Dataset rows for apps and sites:
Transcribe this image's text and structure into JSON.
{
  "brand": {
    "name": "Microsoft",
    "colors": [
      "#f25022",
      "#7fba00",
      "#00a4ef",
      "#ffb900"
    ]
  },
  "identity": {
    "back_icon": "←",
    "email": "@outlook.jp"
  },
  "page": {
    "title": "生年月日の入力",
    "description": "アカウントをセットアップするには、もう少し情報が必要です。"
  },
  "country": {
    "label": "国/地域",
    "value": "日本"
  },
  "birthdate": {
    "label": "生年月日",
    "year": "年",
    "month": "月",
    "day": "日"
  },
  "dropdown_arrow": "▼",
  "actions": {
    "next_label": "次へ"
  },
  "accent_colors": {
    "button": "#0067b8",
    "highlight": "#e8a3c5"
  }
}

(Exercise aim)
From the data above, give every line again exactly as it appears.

(Task response)
Transcribe this image's text and structure into JSON.
{
  "brand": {
    "name": "Microsoft",
    "colors": [
      "#f25022",
      "#7fba00",
      "#00a4ef",
      "#ffb900"
    ]
  },
  "identity": {
    "back_icon": "←",
    "email": "@outlook.jp"
  },
  "page": {
    "title": "生年月日の入力",
    "description": "アカウントをセットアップするには、もう少し情報が必要です。"
  },
  "country": {
    "label": "国/地域",
    "value": "日本"
  },
  "birthdate": {
    "label": "生年月日",
    "year": "年",
    "month": "月",
    "day": "日"
  },
  "dropdown_arrow": "▼",
  "actions": {
    "next_label": "次へ"
  },
  "accent_colors": {
    "button": "#0067b8",
    "highlight": "#e8a3c5"
  }
}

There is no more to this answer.